◆ **What the task requires**:
An image-free reproduction of the data below is needed: print it exactly.

********************

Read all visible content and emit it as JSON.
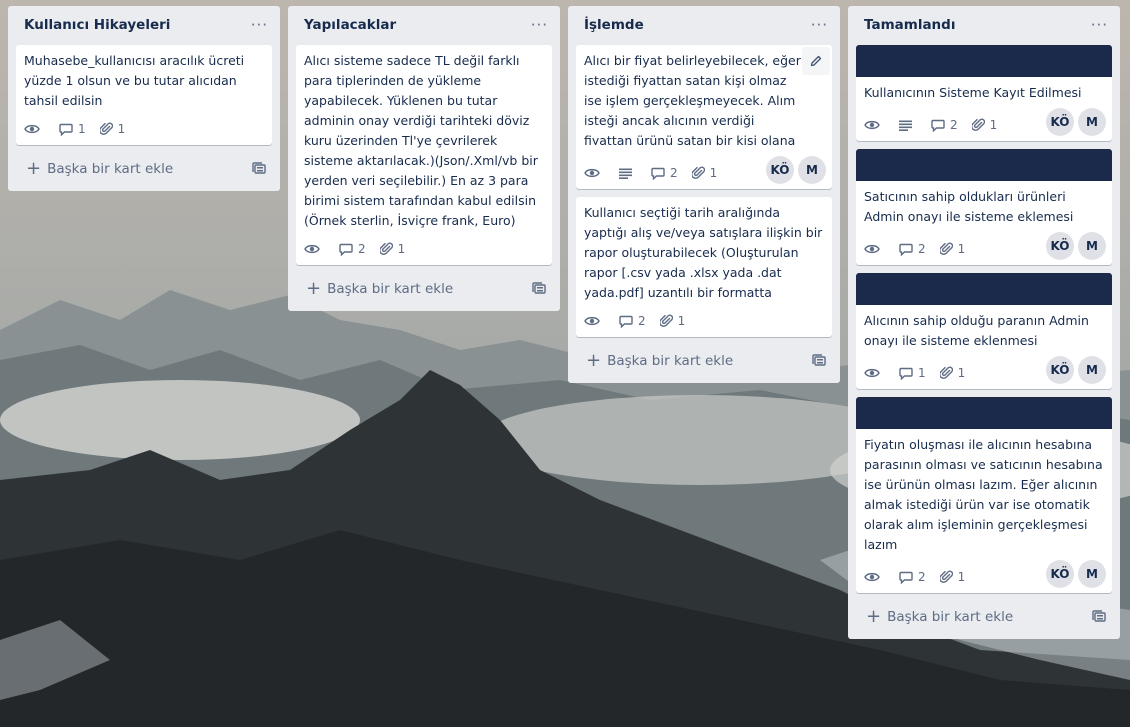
{
  "lists": [
    {
      "title": "Kullanıcı Hikayeleri",
      "add_label": "Başka bir kart ekle",
      "cards": [
        {
          "text": "Muhasebe_kullanıcısı aracılık ücreti yüzde 1 olsun ve bu tutar alıcıdan tahsil edilsin",
          "comments": "1",
          "attachments": "1"
        }
      ]
    },
    {
      "title": "Yapılacaklar",
      "add_label": "Başka bir kart ekle",
      "cards": [
        {
          "text": "Alıcı sisteme sadece TL değil farklı para tiplerinden de yükleme yapabilecek. Yüklenen bu tutar adminin onay verdiği tarihteki döviz kuru üzerinden Tl'ye çevrilerek sisteme aktarılacak.)(Json/.Xml/vb bir yerden veri seçilebilir.) En az 3 para birimi sistem tarafından kabul edilsin (Örnek sterlin, İsviçre frank, Euro)",
          "comments": "2",
          "attachments": "1"
        }
      ]
    },
    {
      "title": "İşlemde",
      "add_label": "Başka bir kart ekle",
      "cards": [
        {
          "text": "Alıcı bir fiyat belirleyebilecek, eğer istediği fiyattan satan kişi olmaz ise işlem gerçekleşmeyecek. Alım isteği ancak alıcının verdiği fiyattan ürünü satan bir kişi olana kadar bekleyecek",
          "comments": "2",
          "attachments": "1",
          "members": [
            "KÖ",
            "M"
          ]
        },
        {
          "text": "Kullanıcı seçtiği tarih aralığında yaptığı alış ve/veya satışlara ilişkin bir rapor oluşturabilecek (Oluşturulan rapor [.csv yada .xlsx yada .dat yada.pdf] uzantılı bir formatta dönüştürülecek",
          "comments": "2",
          "attachments": "1"
        }
      ]
    },
    {
      "title": "Tamamlandı",
      "add_label": "Başka bir kart ekle",
      "cards": [
        {
          "text": "Kullanıcının Sisteme Kayıt Edilmesi",
          "comments": "2",
          "attachments": "1",
          "members": [
            "KÖ",
            "M"
          ]
        },
        {
          "text": "Satıcının sahip oldukları ürünleri Admin onayı ile sisteme eklemesi",
          "comments": "2",
          "attachments": "1",
          "members": [
            "KÖ",
            "M"
          ]
        },
        {
          "text": "Alıcının sahip olduğu paranın Admin onayı ile sisteme eklenmesi",
          "comments": "1",
          "attachments": "1",
          "members": [
            "KÖ",
            "M"
          ]
        },
        {
          "text": "Fiyatın oluşması ile alıcının hesabına parasının olması ve satıcının hesabına ise ürünün olması lazım. Eğer alıcının almak istediği ürün var ise otomatik olarak alım işleminin gerçekleşmesi lazım",
          "comments": "2",
          "attachments": "1",
          "members": [
            "KÖ",
            "M"
          ]
        }
      ]
    }
  ],
  "colors": {
    "list_bg": "#ebecf0",
    "card_cover": "#1b2a4a",
    "text": "#172b4d",
    "muted": "#5e6c84"
  }
}
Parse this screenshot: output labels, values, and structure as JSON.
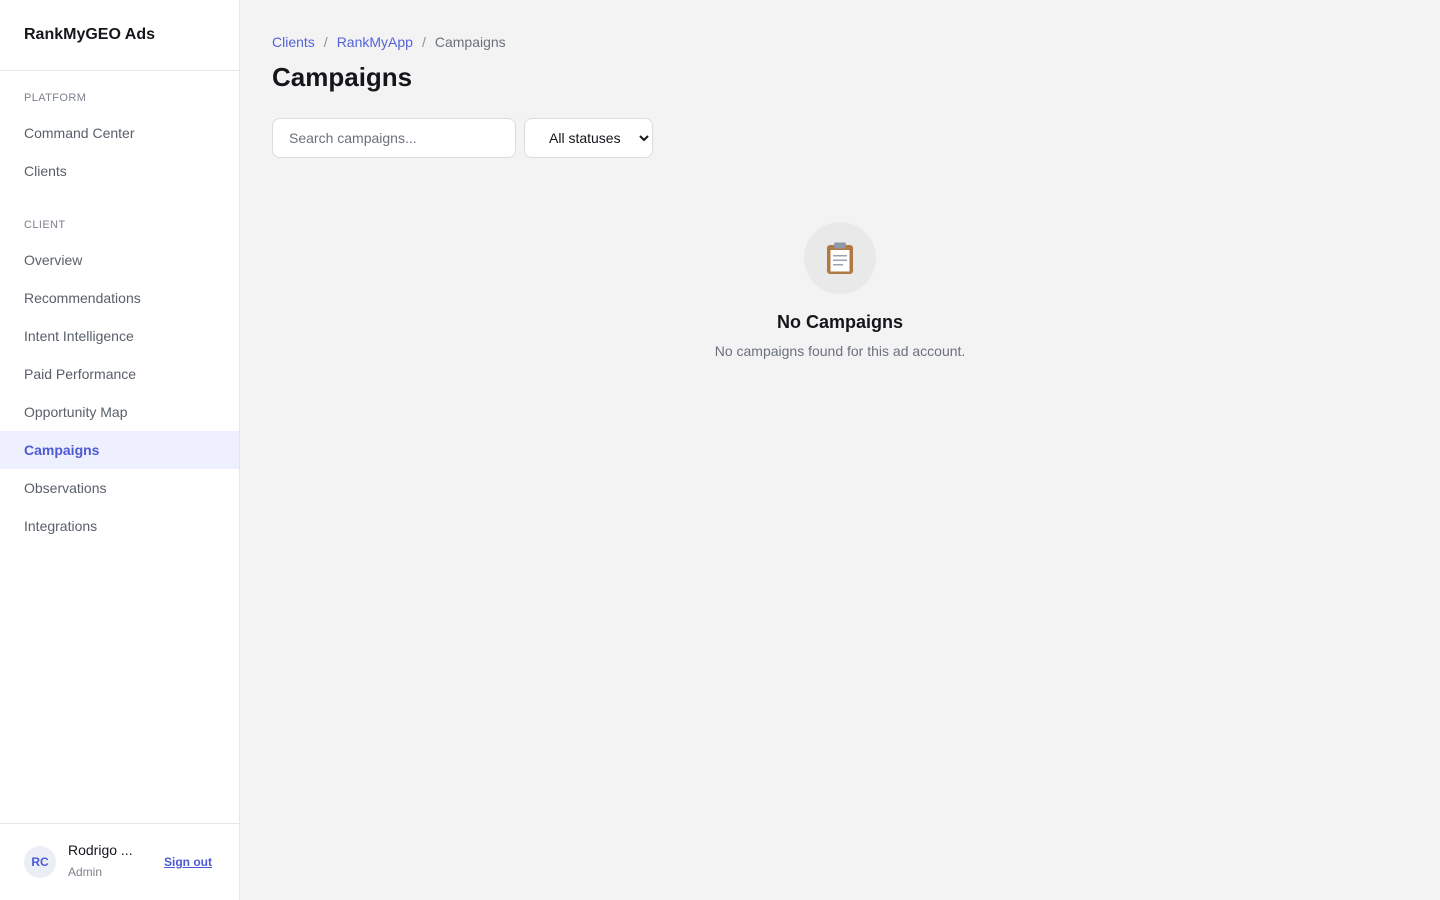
{
  "brand": "RankMyGEO Ads",
  "sidebar": {
    "sections": [
      {
        "label": "PLATFORM",
        "items": [
          {
            "label": "Command Center"
          },
          {
            "label": "Clients"
          }
        ]
      },
      {
        "label": "CLIENT",
        "items": [
          {
            "label": "Overview"
          },
          {
            "label": "Recommendations"
          },
          {
            "label": "Intent Intelligence"
          },
          {
            "label": "Paid Performance"
          },
          {
            "label": "Opportunity Map"
          },
          {
            "label": "Campaigns",
            "active": true
          },
          {
            "label": "Observations"
          },
          {
            "label": "Integrations"
          }
        ]
      }
    ]
  },
  "user": {
    "initials": "RC",
    "name": "Rodrigo ...",
    "role": "Admin",
    "signout_label": "Sign out"
  },
  "breadcrumb": {
    "items": [
      "Clients",
      "RankMyApp"
    ],
    "separator": "/",
    "current": "Campaigns"
  },
  "page": {
    "title": "Campaigns"
  },
  "filters": {
    "search_placeholder": "Search campaigns...",
    "status_selected": "All statuses"
  },
  "empty_state": {
    "icon": "clipboard-icon",
    "glyph": "📋",
    "title": "No Campaigns",
    "text": "No campaigns found for this ad account."
  },
  "colors": {
    "accent": "#4d5ad6",
    "active_bg": "#eef0fd",
    "page_bg": "#f3f3f3"
  }
}
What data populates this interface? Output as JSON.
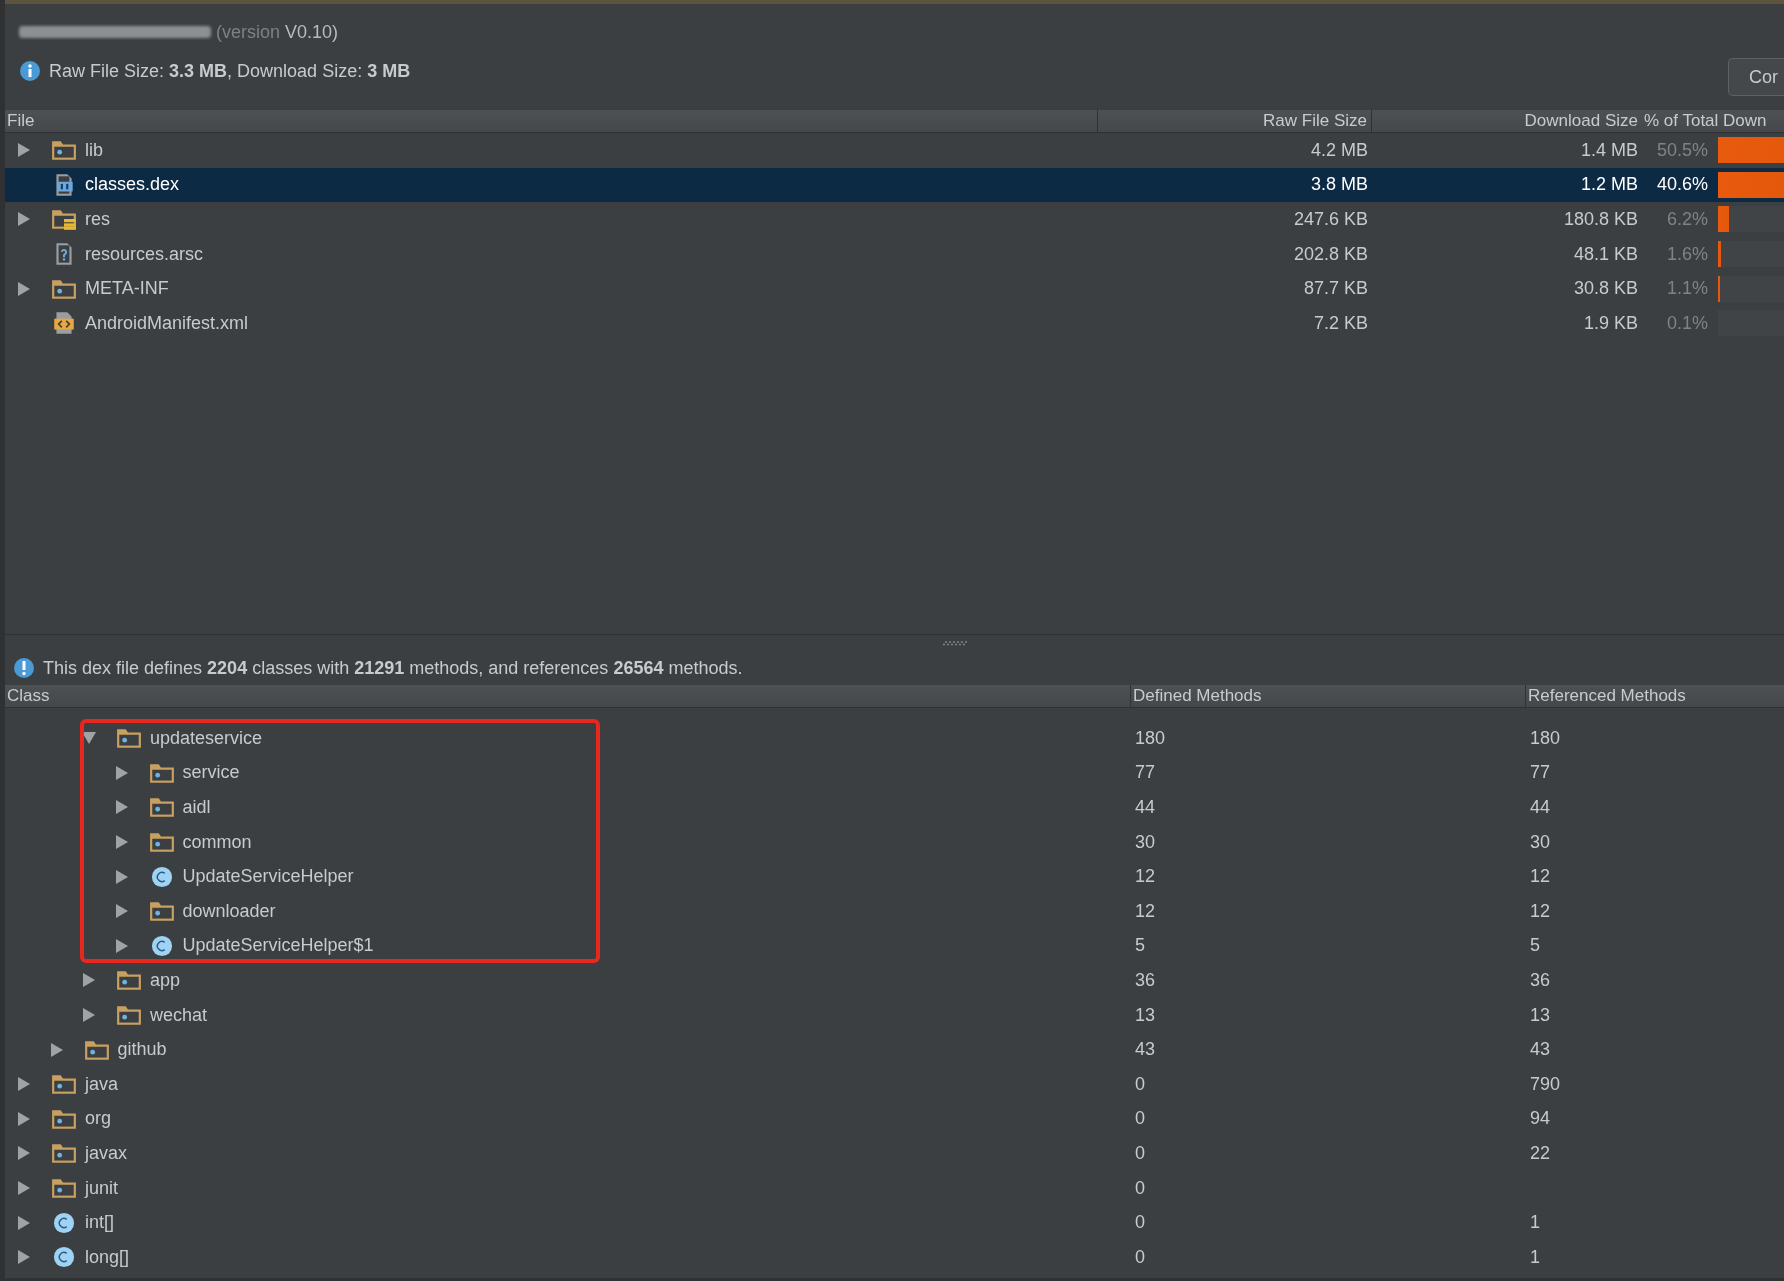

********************

◆ **Answer space**:
Read all visible content and emit it as JSON.
{
  "lists": [
    {
      "title": "Kullanıcı Hikayeleri",
      "add_label": "Başka bir kart ekle",
      "cards": [
        {
          "text": "Muhasebe_kullanıcısı aracılık ücreti yüzde 1 olsun ve bu tutar alıcıdan tahsil edilsin",
          "comments": "1",
          "attachments": "1"
        }
      ]
    },
    {
      "title": "Yapılacaklar",
      "add_label": "Başka bir kart ekle",
      "cards": [
        {
          "text": "Alıcı sisteme sadece TL değil farklı para tiplerinden de yükleme yapabilecek. Yüklenen bu tutar adminin onay verdiği tarihteki döviz kuru üzerinden Tl'ye çevrilerek sisteme aktarılacak.)(Json/.Xml/vb bir yerden veri seçilebilir.) En az 3 para birimi sistem tarafından kabul edilsin (Örnek sterlin, İsviçre frank, Euro)",
          "comments": "2",
          "attachments": "1"
        }
      ]
    },
    {
      "title": "İşlemde",
      "add_label": "Başka bir kart ekle",
      "cards": [
        {
          "text": "Alıcı bir fiyat belirleyebilecek, eğer istediği fiyattan satan kişi olmaz ise işlem gerçekleşmeyecek. Alım isteği ancak alıcının verdiği fiyattan ürünü satan bir kişi olana kadar bekleyecek",
          "comments": "2",
          "attachments": "1",
          "members": [
            "KÖ",
            "M"
          ]
        },
        {
          "text": "Kullanıcı seçtiği tarih aralığında yaptığı alış ve/veya satışlara ilişkin bir rapor oluşturabilecek (Oluşturulan rapor [.csv yada .xlsx yada .dat yada.pdf] uzantılı bir formatta dönüştürülecek",
          "comments": "2",
          "attachments": "1"
        }
      ]
    },
    {
      "title": "Tamamlandı",
      "add_label": "Başka bir kart ekle",
      "cards": [
        {
          "text": "Kullanıcının Sisteme Kayıt Edilmesi",
          "comments": "2",
          "attachments": "1",
          "members": [
            "KÖ",
            "M"
          ]
        },
        {
          "text": "Satıcının sahip oldukları ürünleri Admin onayı ile sisteme eklemesi",
          "comments": "2",
          "attachments": "1",
          "members": [
            "KÖ",
            "M"
          ]
        },
        {
          "text": "Alıcının sahip olduğu paranın Admin onayı ile sisteme eklenmesi",
          "comments": "1",
          "attachments": "1",
          "members": [
            "KÖ",
            "M"
          ]
        },
        {
          "text": "Fiyatın oluşması ile alıcının hesabına parasının olması ve satıcının hesabına ise ürünün olması lazım. Eğer alıcının almak istediği ürün var ise otomatik olarak alım işleminin gerçekleşmesi lazım",
          "comments": "2",
          "attachments": "1",
          "members": [
            "KÖ",
            "M"
          ]
        }
      ]
    }
  ],
  "colors": {
    "list_bg": "#ebecf0",
    "card_cover": "#1b2a4a",
    "text": "#172b4d",
    "muted": "#5e6c84"
  }
}
Parse this screenshot: output labels, values, and structure as JSON.
{
  "brand": "RankMyGEO Ads",
  "sidebar": {
    "sections": [
      {
        "label": "PLATFORM",
        "items": [
          {
            "label": "Command Center"
          },
          {
            "label": "Clients"
          }
        ]
      },
      {
        "label": "CLIENT",
        "items": [
          {
            "label": "Overview"
          },
          {
            "label": "Recommendations"
          },
          {
            "label": "Intent Intelligence"
          },
          {
            "label": "Paid Performance"
          },
          {
            "label": "Opportunity Map"
          },
          {
            "label": "Campaigns",
            "active": true
          },
          {
            "label": "Observations"
          },
          {
            "label": "Integrations"
          }
        ]
      }
    ]
  },
  "user": {
    "initials": "RC",
    "name": "Rodrigo ...",
    "role": "Admin",
    "signout_label": "Sign out"
  },
  "breadcrumb": {
    "items": [
      "Clients",
      "RankMyApp"
    ],
    "separator": "/",
    "current": "Campaigns"
  },
  "page": {
    "title": "Campaigns"
  },
  "filters": {
    "search_placeholder": "Search campaigns...",
    "status_selected": "All statuses"
  },
  "empty_state": {
    "icon": "clipboard-icon",
    "glyph": "📋",
    "title": "No Campaigns",
    "text": "No campaigns found for this ad account."
  },
  "colors": {
    "accent": "#4d5ad6",
    "active_bg": "#eef0fd",
    "page_bg": "#f3f3f3"
  }
}
What data populates this interface? Output as JSON.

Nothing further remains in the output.